### Exercise objective
The records that follow are to be printed exactly, with no images.

### Data
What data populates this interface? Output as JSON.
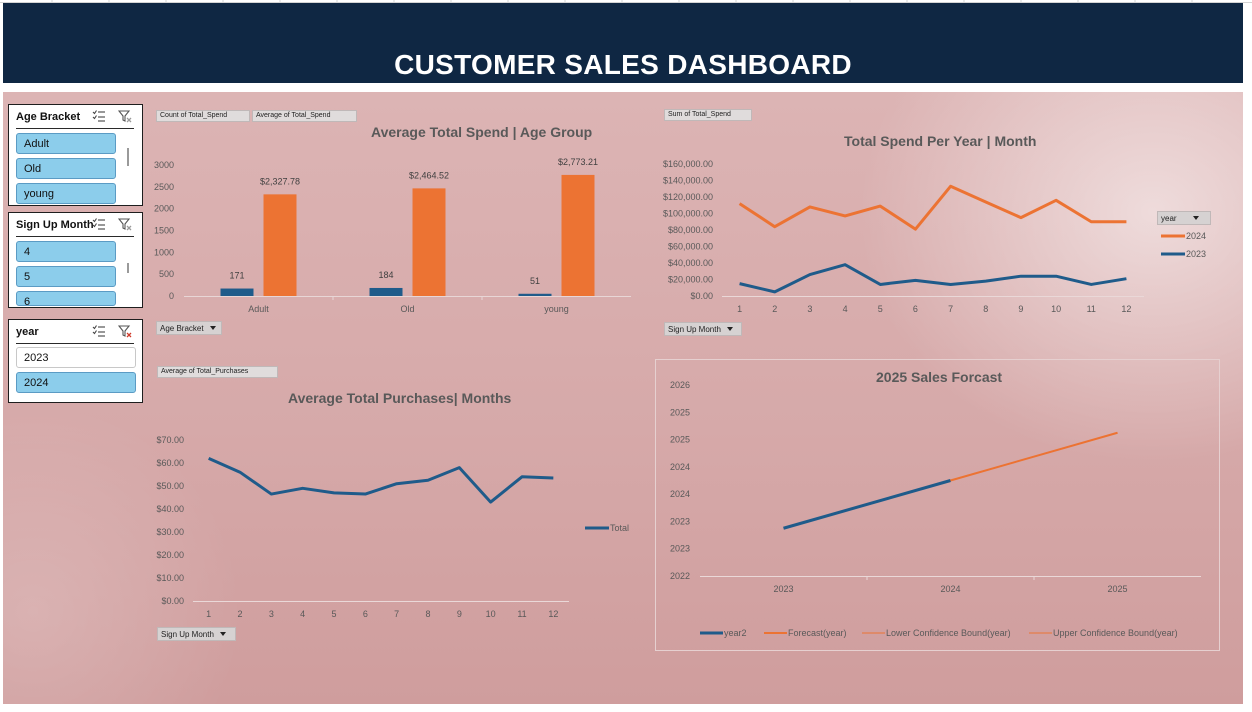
{
  "dashboard": {
    "title": "CUSTOMER SALES DASHBOARD"
  },
  "colors": {
    "banner": "#0f2743",
    "navy_series": "#1f5b8a",
    "orange_series": "#ec7333",
    "chip": "#8ccdeb",
    "background": "#d6a9a9"
  },
  "slicers": {
    "age": {
      "title": "Age Bracket",
      "items": [
        {
          "label": "Adult",
          "selected": true
        },
        {
          "label": "Old",
          "selected": true
        },
        {
          "label": "young",
          "selected": true
        }
      ]
    },
    "month": {
      "title": "Sign Up Month",
      "items": [
        {
          "label": "4",
          "selected": true
        },
        {
          "label": "5",
          "selected": true
        },
        {
          "label": "6",
          "selected": true
        }
      ]
    },
    "year": {
      "title": "year",
      "items": [
        {
          "label": "2023",
          "selected": false
        },
        {
          "label": "2024",
          "selected": true
        }
      ]
    },
    "icons": [
      "multi-select-icon",
      "clear-filter-icon"
    ]
  },
  "charts": {
    "age_group": {
      "buttons": {
        "value1": "Count of Total_Spend",
        "value2": "Average of Total_Spend",
        "axis": "Age Bracket"
      }
    },
    "spend_year": {
      "buttons": {
        "value": "Sum of Total_Spend",
        "legend": "year",
        "axis": "Sign Up Month"
      }
    },
    "purchases": {
      "buttons": {
        "value": "Average of Total_Purchases",
        "axis": "Sign Up Month"
      }
    },
    "forecast": {}
  },
  "chart_data": [
    {
      "type": "bar",
      "title": "Average Total Spend | Age Group",
      "categories": [
        "Adult",
        "Old",
        "young"
      ],
      "series": [
        {
          "name": "Count of Total_Spend",
          "values": [
            171,
            184,
            51
          ],
          "labels": [
            "171",
            "184",
            "51"
          ],
          "color": "#1f5b8a"
        },
        {
          "name": "Average of Total_Spend",
          "values": [
            2327.78,
            2464.52,
            2773.21
          ],
          "labels": [
            "$2,327.78",
            "$2,464.52",
            "$2,773.21"
          ],
          "color": "#ec7333"
        }
      ],
      "ylim": [
        0,
        3000
      ],
      "yticks": [
        "0",
        "500",
        "1000",
        "1500",
        "2000",
        "2500",
        "3000"
      ],
      "grid": false
    },
    {
      "type": "line",
      "title": "Total Spend Per Year | Month",
      "x": [
        "1",
        "2",
        "3",
        "4",
        "5",
        "6",
        "7",
        "8",
        "9",
        "10",
        "11",
        "12"
      ],
      "series": [
        {
          "name": "2024",
          "values": [
            112000,
            84000,
            108000,
            97000,
            109000,
            81000,
            133000,
            114000,
            95000,
            116000,
            90000,
            90000
          ],
          "color": "#ec7333"
        },
        {
          "name": "2023",
          "values": [
            15000,
            5000,
            26000,
            38000,
            14000,
            19000,
            14000,
            18000,
            24000,
            24000,
            14000,
            21000
          ],
          "color": "#1f5b8a"
        }
      ],
      "ylim": [
        0,
        160000
      ],
      "yticks": [
        "$0.00",
        "$20,000.00",
        "$40,000.00",
        "$60,000.00",
        "$80,000.00",
        "$100,000.00",
        "$120,000.00",
        "$140,000.00",
        "$160,000.00"
      ],
      "legend": "right",
      "legend_title": "year"
    },
    {
      "type": "line",
      "title": "Average Total Purchases| Months",
      "x": [
        "1",
        "2",
        "3",
        "4",
        "5",
        "6",
        "7",
        "8",
        "9",
        "10",
        "11",
        "12"
      ],
      "series": [
        {
          "name": "Total",
          "values": [
            62,
            56,
            46.5,
            49,
            47,
            46.5,
            51,
            52.5,
            58,
            43,
            54,
            53.5
          ],
          "color": "#1f5b8a"
        }
      ],
      "ylim": [
        0,
        70
      ],
      "yticks": [
        "$0.00",
        "$10.00",
        "$20.00",
        "$30.00",
        "$40.00",
        "$50.00",
        "$60.00",
        "$70.00"
      ],
      "legend": "right"
    },
    {
      "type": "line",
      "title": "2025 Sales Forcast",
      "x": [
        "2023",
        "2024",
        "2025"
      ],
      "series": [
        {
          "name": "year2",
          "values": [
            2023,
            2024,
            null
          ],
          "color": "#1f5b8a"
        },
        {
          "name": "Forecast(year)",
          "values": [
            null,
            2024,
            2025
          ],
          "color": "#ec7333"
        },
        {
          "name": "Lower Confidence Bound(year)",
          "values": [
            null,
            2024,
            2025
          ],
          "color": "#ec7333"
        },
        {
          "name": "Upper Confidence Bound(year)",
          "values": [
            null,
            2024,
            2025
          ],
          "color": "#ec7333"
        }
      ],
      "ylim": [
        2022,
        2026
      ],
      "yticks": [
        "2022",
        "2023",
        "2023",
        "2024",
        "2024",
        "2025",
        "2025",
        "2026"
      ],
      "legend": "bottom"
    }
  ]
}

### Completed exercise
What data populates this interface? Output as JSON.
{
  "dashboard": {
    "title": "CUSTOMER SALES DASHBOARD"
  },
  "colors": {
    "banner": "#0f2743",
    "navy_series": "#1f5b8a",
    "orange_series": "#ec7333",
    "chip": "#8ccdeb",
    "background": "#d6a9a9"
  },
  "slicers": {
    "age": {
      "title": "Age Bracket",
      "items": [
        {
          "label": "Adult",
          "selected": true
        },
        {
          "label": "Old",
          "selected": true
        },
        {
          "label": "young",
          "selected": true
        }
      ]
    },
    "month": {
      "title": "Sign Up Month",
      "items": [
        {
          "label": "4",
          "selected": true
        },
        {
          "label": "5",
          "selected": true
        },
        {
          "label": "6",
          "selected": true
        }
      ]
    },
    "year": {
      "title": "year",
      "items": [
        {
          "label": "2023",
          "selected": false
        },
        {
          "label": "2024",
          "selected": true
        }
      ]
    },
    "icons": [
      "multi-select-icon",
      "clear-filter-icon"
    ]
  },
  "charts": {
    "age_group": {
      "buttons": {
        "value1": "Count of Total_Spend",
        "value2": "Average of Total_Spend",
        "axis": "Age Bracket"
      }
    },
    "spend_year": {
      "buttons": {
        "value": "Sum of Total_Spend",
        "legend": "year",
        "axis": "Sign Up Month"
      }
    },
    "purchases": {
      "buttons": {
        "value": "Average of Total_Purchases",
        "axis": "Sign Up Month"
      }
    },
    "forecast": {}
  },
  "chart_data": [
    {
      "type": "bar",
      "title": "Average Total Spend | Age Group",
      "categories": [
        "Adult",
        "Old",
        "young"
      ],
      "series": [
        {
          "name": "Count of Total_Spend",
          "values": [
            171,
            184,
            51
          ],
          "labels": [
            "171",
            "184",
            "51"
          ],
          "color": "#1f5b8a"
        },
        {
          "name": "Average of Total_Spend",
          "values": [
            2327.78,
            2464.52,
            2773.21
          ],
          "labels": [
            "$2,327.78",
            "$2,464.52",
            "$2,773.21"
          ],
          "color": "#ec7333"
        }
      ],
      "ylim": [
        0,
        3000
      ],
      "yticks": [
        "0",
        "500",
        "1000",
        "1500",
        "2000",
        "2500",
        "3000"
      ],
      "grid": false
    },
    {
      "type": "line",
      "title": "Total Spend Per Year | Month",
      "x": [
        "1",
        "2",
        "3",
        "4",
        "5",
        "6",
        "7",
        "8",
        "9",
        "10",
        "11",
        "12"
      ],
      "series": [
        {
          "name": "2024",
          "values": [
            112000,
            84000,
            108000,
            97000,
            109000,
            81000,
            133000,
            114000,
            95000,
            116000,
            90000,
            90000
          ],
          "color": "#ec7333"
        },
        {
          "name": "2023",
          "values": [
            15000,
            5000,
            26000,
            38000,
            14000,
            19000,
            14000,
            18000,
            24000,
            24000,
            14000,
            21000
          ],
          "color": "#1f5b8a"
        }
      ],
      "ylim": [
        0,
        160000
      ],
      "yticks": [
        "$0.00",
        "$20,000.00",
        "$40,000.00",
        "$60,000.00",
        "$80,000.00",
        "$100,000.00",
        "$120,000.00",
        "$140,000.00",
        "$160,000.00"
      ],
      "legend": "right",
      "legend_title": "year"
    },
    {
      "type": "line",
      "title": "Average Total Purchases| Months",
      "x": [
        "1",
        "2",
        "3",
        "4",
        "5",
        "6",
        "7",
        "8",
        "9",
        "10",
        "11",
        "12"
      ],
      "series": [
        {
          "name": "Total",
          "values": [
            62,
            56,
            46.5,
            49,
            47,
            46.5,
            51,
            52.5,
            58,
            43,
            54,
            53.5
          ],
          "color": "#1f5b8a"
        }
      ],
      "ylim": [
        0,
        70
      ],
      "yticks": [
        "$0.00",
        "$10.00",
        "$20.00",
        "$30.00",
        "$40.00",
        "$50.00",
        "$60.00",
        "$70.00"
      ],
      "legend": "right"
    },
    {
      "type": "line",
      "title": "2025 Sales Forcast",
      "x": [
        "2023",
        "2024",
        "2025"
      ],
      "series": [
        {
          "name": "year2",
          "values": [
            2023,
            2024,
            null
          ],
          "color": "#1f5b8a"
        },
        {
          "name": "Forecast(year)",
          "values": [
            null,
            2024,
            2025
          ],
          "color": "#ec7333"
        },
        {
          "name": "Lower Confidence Bound(year)",
          "values": [
            null,
            2024,
            2025
          ],
          "color": "#ec7333"
        },
        {
          "name": "Upper Confidence Bound(year)",
          "values": [
            null,
            2024,
            2025
          ],
          "color": "#ec7333"
        }
      ],
      "ylim": [
        2022,
        2026
      ],
      "yticks": [
        "2022",
        "2023",
        "2023",
        "2024",
        "2024",
        "2025",
        "2025",
        "2026"
      ],
      "legend": "bottom"
    }
  ]
}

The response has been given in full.